USPTO Revises MPEP on Subject Matter Eligibility, Computer-Implemented Functional Claims – On Tuesday, June 30, the USPTO revised the ninth edition of the Manual of Patent Examining Procedure (MPEP) in response to a number of patent examination issues, especially related to subject matter eligibility and examination of computer-implemented functional claim limitations, in relevant case law through the end of last October.
USPTO Extends Deadline for Public Comments on PTAB Reexams – On Tuesday, June 30, the USPTO issued a notice in the Federal Register indicating that the public comment period in an information collection related to both ex parte and inter partes reexamination proceedings conducted at the PTAB.
This Week on Wall Street

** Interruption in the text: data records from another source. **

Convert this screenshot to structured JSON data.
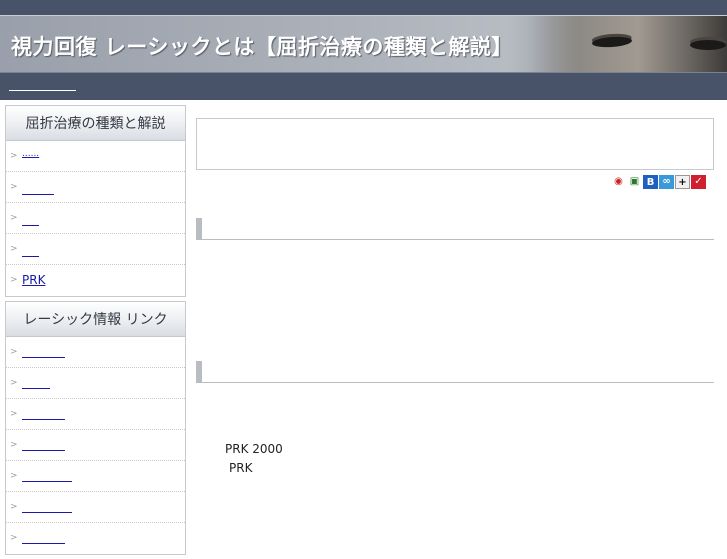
{
  "banner": {
    "title": "視力回復 レーシックとは【屈折治療の種類と解説】"
  },
  "sidebar": {
    "section1": {
      "heading": "屈折治療の種類と解説",
      "items": [
        {
          "label": "......"
        },
        {
          "label": ""
        },
        {
          "label": ""
        },
        {
          "label": ""
        },
        {
          "label": "PRK"
        }
      ]
    },
    "section2": {
      "heading": "レーシック情報 リンク",
      "items": [
        {
          "label": ""
        },
        {
          "label": ""
        },
        {
          "label": ""
        },
        {
          "label": ""
        },
        {
          "label": ""
        },
        {
          "label": ""
        },
        {
          "label": ""
        }
      ]
    }
  },
  "share_icons": [
    "yahoo-bookmark-icon",
    "google-bookmark-icon",
    "hatena-bookmark-icon",
    "livedoor-clip-icon",
    "delicious-icon",
    "buzzurl-icon"
  ],
  "main": {
    "line1": "PRK  2000",
    "line2": "PRK"
  },
  "colors": {
    "topbar": "#48536a",
    "link": "#1a1aa6"
  }
}
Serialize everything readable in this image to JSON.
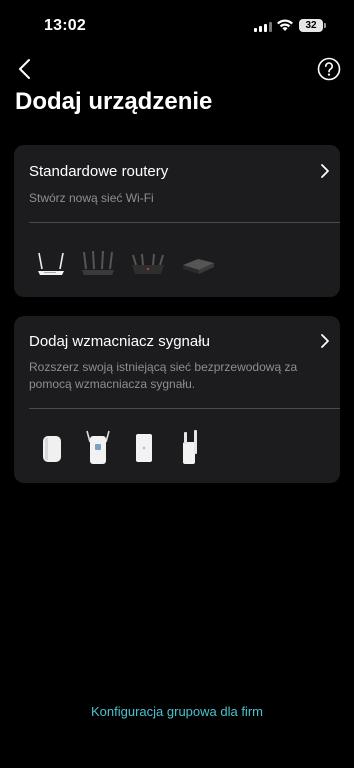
{
  "status_bar": {
    "time": "13:02",
    "battery": "32"
  },
  "header": {
    "title": "Dodaj urządzenie"
  },
  "cards": {
    "router": {
      "title": "Standardowe routery",
      "subtitle": "Stwórz nową sieć Wi-Fi",
      "device_icons": [
        "router-white-antennas-icon",
        "router-black-four-antennas-icon",
        "router-gaming-icon",
        "router-flat-box-icon"
      ]
    },
    "extender": {
      "title": "Dodaj wzmacniacz sygnału",
      "subtitle": "Rozszerz swoją istniejącą sieć bezprzewodową za pomocą wzmacniacza sygnału.",
      "device_icons": [
        "extender-compact-icon",
        "extender-dual-antenna-icon",
        "extender-slim-icon",
        "extender-tall-antenna-icon"
      ]
    }
  },
  "footer": {
    "link": "Konfiguracja grupowa dla firm"
  },
  "colors": {
    "background": "#000000",
    "card": "#1c1c1e",
    "accent": "#4ac2cf",
    "secondary_text": "#8e8e93"
  }
}
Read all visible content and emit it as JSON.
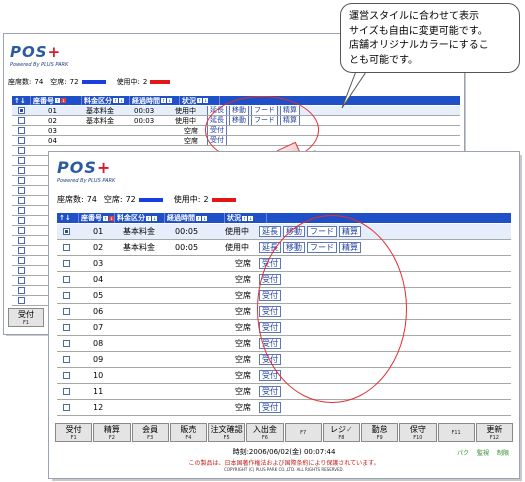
{
  "back_window": {
    "logo_main": "POS",
    "logo_plus": "+",
    "powered_by": "Powered By PLUS PARK",
    "stats": {
      "seats_label": "座席数:",
      "seats_value": "74",
      "vacant_label": "空席:",
      "vacant_value": "72",
      "inuse_label": "使用中:",
      "inuse_value": "2"
    },
    "headers": [
      "座番号",
      "料金区分",
      "経過時間",
      "状況"
    ],
    "rows": [
      {
        "no": "01",
        "fee": "基本料金",
        "time": "00:03",
        "status": "使用中",
        "actions": [
          "延長",
          "移動",
          "フード",
          "精算"
        ],
        "selected": true
      },
      {
        "no": "02",
        "fee": "基本料金",
        "time": "00:03",
        "status": "使用中",
        "actions": [
          "延長",
          "移動",
          "フード",
          "精算"
        ],
        "selected": false
      },
      {
        "no": "03",
        "fee": "",
        "time": "",
        "status": "空席",
        "actions": [
          "受付"
        ],
        "selected": false
      },
      {
        "no": "04",
        "fee": "",
        "time": "",
        "status": "空席",
        "actions": [
          "受付"
        ],
        "selected": false
      }
    ],
    "fkey_label": "受付",
    "fkey_num": "F1"
  },
  "front_window": {
    "logo_main": "POS",
    "logo_plus": "+",
    "powered_by": "Powered By PLUS PARK",
    "stats": {
      "seats_label": "座席数:",
      "seats_value": "74",
      "vacant_label": "空席:",
      "vacant_value": "72",
      "inuse_label": "使用中:",
      "inuse_value": "2"
    },
    "headers": [
      "座番号",
      "料金区分",
      "経過時間",
      "状況"
    ],
    "rows": [
      {
        "no": "01",
        "fee": "基本料金",
        "time": "00:05",
        "status": "使用中",
        "actions": [
          "延長",
          "移動",
          "フード",
          "精算"
        ],
        "selected": true
      },
      {
        "no": "02",
        "fee": "基本料金",
        "time": "00:05",
        "status": "使用中",
        "actions": [
          "延長",
          "移動",
          "フード",
          "精算"
        ],
        "selected": false
      },
      {
        "no": "03",
        "fee": "",
        "time": "",
        "status": "空席",
        "actions": [
          "受付"
        ],
        "selected": false
      },
      {
        "no": "04",
        "fee": "",
        "time": "",
        "status": "空席",
        "actions": [
          "受付"
        ],
        "selected": false
      },
      {
        "no": "05",
        "fee": "",
        "time": "",
        "status": "空席",
        "actions": [
          "受付"
        ],
        "selected": false
      },
      {
        "no": "06",
        "fee": "",
        "time": "",
        "status": "空席",
        "actions": [
          "受付"
        ],
        "selected": false
      },
      {
        "no": "07",
        "fee": "",
        "time": "",
        "status": "空席",
        "actions": [
          "受付"
        ],
        "selected": false
      },
      {
        "no": "08",
        "fee": "",
        "time": "",
        "status": "空席",
        "actions": [
          "受付"
        ],
        "selected": false
      },
      {
        "no": "09",
        "fee": "",
        "time": "",
        "status": "空席",
        "actions": [
          "受付"
        ],
        "selected": false
      },
      {
        "no": "10",
        "fee": "",
        "time": "",
        "status": "空席",
        "actions": [
          "受付"
        ],
        "selected": false
      },
      {
        "no": "11",
        "fee": "",
        "time": "",
        "status": "空席",
        "actions": [
          "受付"
        ],
        "selected": false
      },
      {
        "no": "12",
        "fee": "",
        "time": "",
        "status": "空席",
        "actions": [
          "受付"
        ],
        "selected": false
      }
    ],
    "fkeys": [
      {
        "label": "受付",
        "num": "F1"
      },
      {
        "label": "精算",
        "num": "F2"
      },
      {
        "label": "会員",
        "num": "F3"
      },
      {
        "label": "販売",
        "num": "F4"
      },
      {
        "label": "注文確認",
        "num": "F5"
      },
      {
        "label": "入出金",
        "num": "F6"
      },
      {
        "label": "",
        "num": "F7"
      },
      {
        "label": "レジ",
        "num": "F8"
      },
      {
        "label": "勤怠",
        "num": "F9"
      },
      {
        "label": "保守",
        "num": "F10"
      },
      {
        "label": "",
        "num": "F11"
      },
      {
        "label": "更新",
        "num": "F12"
      }
    ],
    "clock": "時刻:2006/06/02(金) 00:07:44",
    "links": [
      "パク",
      "監視",
      "制限"
    ],
    "notice": "この製品は、日本国著作権法および国際条約により保護されています。",
    "copyright": "COPYRIGHT (C) PLUS PARK CO.,LTD. ALL RIGHTS RESERVED."
  },
  "callout": {
    "line1": "運営スタイルに合わせて表示",
    "line2": "サイズも自由に変更可能です。",
    "line3": "店舗オリジナルカラーにするこ",
    "line4": "とも可能です。"
  },
  "colors": {
    "header_blue": "#2050c8",
    "vacant_bar": "#1a3fe0",
    "inuse_bar": "#e01818",
    "annotation_red": "#e23030"
  }
}
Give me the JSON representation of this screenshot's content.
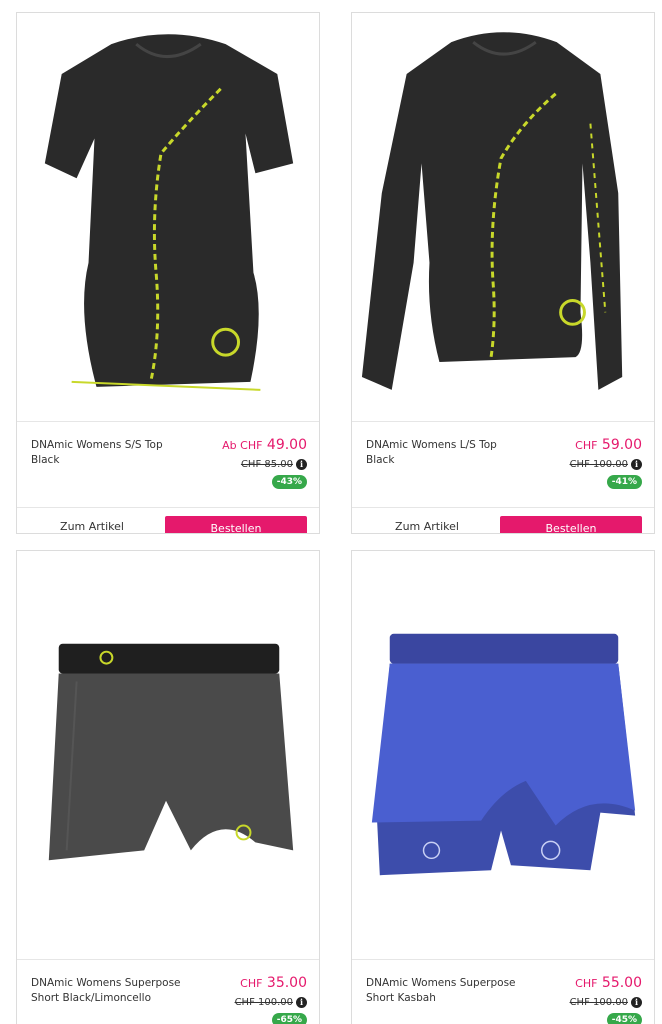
{
  "products": [
    {
      "name": "DNAmic Womens S/S Top Black",
      "price_prefix": "Ab CHF",
      "price": "49.00",
      "old_price": "CHF 85.00",
      "discount": "-43%",
      "link_label": "Zum Artikel",
      "order_label": "Bestellen",
      "image": "short-sleeve-top"
    },
    {
      "name": "DNAmic Womens L/S Top Black",
      "price_prefix": "CHF",
      "price": "59.00",
      "old_price": "CHF 100.00",
      "discount": "-41%",
      "link_label": "Zum Artikel",
      "order_label": "Bestellen",
      "image": "long-sleeve-top"
    },
    {
      "name": "DNAmic Womens Superpose Short Black/Limoncello",
      "price_prefix": "CHF",
      "price": "35.00",
      "old_price": "CHF 100.00",
      "discount": "-65%",
      "image": "black-shorts"
    },
    {
      "name": "DNAmic Womens Superpose Short Kasbah",
      "price_prefix": "CHF",
      "price": "55.00",
      "old_price": "CHF 100.00",
      "discount": "-45%",
      "image": "blue-shorts"
    }
  ],
  "colors": {
    "accent": "#e5196c",
    "discount_badge": "#36a84a",
    "border": "#dcdcdc"
  }
}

Intel Makes $250M Investment Into Indian Telecom Jio Platforms – On Friday, July 3, Intel Corporation announced that it was making a $250 million investment into Jio Platforms, an Indian corporation owning the largest network of 4G mobile subscribers in that country, a few months after Facebook made a multi-billion dollar investment into the company.
Pfizer Shares Rise After Positive News on Experimental Coronavirus Vaccine – On Thursday, July 2, shares of Pfizer stock were up by about 2.4% in early trading one day after the company announced positive results from clinical trial data regarding an experimental vaccine to prevent transmission of coronavirus.
T-Mobile Shutters Sprint 5G Legacy Service As Part of 5G Network Redeployment – On Wednesday, July 1, Fierce Wireless reported that T-Mobile had deactivated the 2.5 gigahertz (GHz) band 5G network that had been operated by Sprint prior to the merger of those two companies as T-Mobile works to redeploy 2.5 GHz 5G networks in cities across the U.S.